When a line in the entries below contains the word "service", copy that line.
○ ○ ○ ○ ○ ○ ○
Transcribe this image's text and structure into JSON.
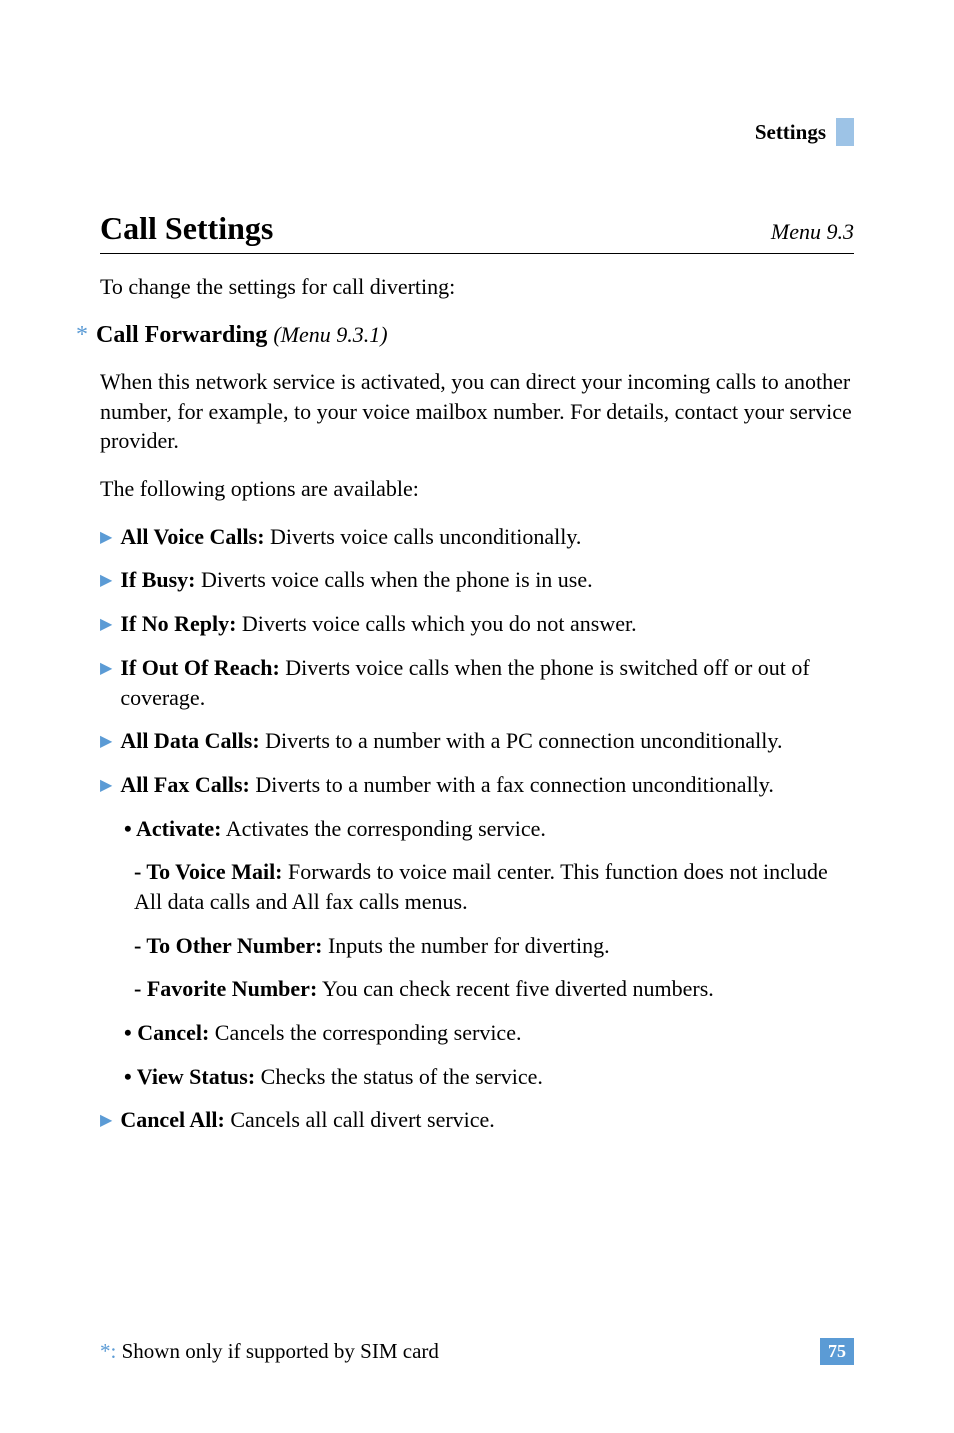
{
  "header": {
    "label": "Settings"
  },
  "section": {
    "title": "Call Settings",
    "menu": "Menu 9.3",
    "intro": "To change the settings for call diverting:"
  },
  "subsection": {
    "title": "Call Forwarding",
    "menu": "(Menu 9.3.1)",
    "para1": "When this network service is activated, you can direct your incoming calls to another number, for example, to your voice mailbox number. For details, contact your service provider.",
    "para2": "The following options are available:"
  },
  "items": [
    {
      "label": "All Voice Calls:",
      "text": " Diverts voice calls unconditionally."
    },
    {
      "label": "If Busy:",
      "text": " Diverts voice calls when the phone is in use."
    },
    {
      "label": "If No Reply:",
      "text": " Diverts voice calls which you do not answer."
    },
    {
      "label": "If Out Of Reach:",
      "text": " Diverts voice calls when the phone is switched off or out of coverage."
    },
    {
      "label": "All Data Calls:",
      "text": " Diverts to a number with a PC connection unconditionally."
    },
    {
      "label": "All Fax Calls:",
      "text": " Diverts to a number with a fax connection unconditionally."
    }
  ],
  "sub_items": {
    "activate_label": "• Activate:",
    "activate_text": " Activates the corresponding service.",
    "to_voice_label": "- To Voice Mail:",
    "to_voice_text": " Forwards to voice mail center. This function does not include All data calls and All fax calls menus.",
    "to_other_label": "- To Other Number:",
    "to_other_text": " Inputs the number for diverting.",
    "favorite_label": "- Favorite Number:",
    "favorite_text": " You can check recent five diverted numbers.",
    "cancel_label": "• Cancel:",
    "cancel_text": " Cancels the corresponding service.",
    "view_label": "• View Status:",
    "view_text": " Checks the status of the service."
  },
  "cancel_all": {
    "label": "Cancel All:",
    "text": " Cancels all call divert service."
  },
  "footer": {
    "asterisk": "*:",
    "note": " Shown only if supported by SIM card",
    "page": "75"
  }
}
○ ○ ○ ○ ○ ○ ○
• **Written response**
    "para1": "When this network service is activated, you can direct your incoming calls to another number, for example, to your voice mailbox number. For details, contact your service provider.",
    "activate_text": " Activates the corresponding service.",
    "cancel_text": " Cancels the corresponding service.",
    "view_text": " Checks the status of the service."
    "text": " Cancels all call divert service."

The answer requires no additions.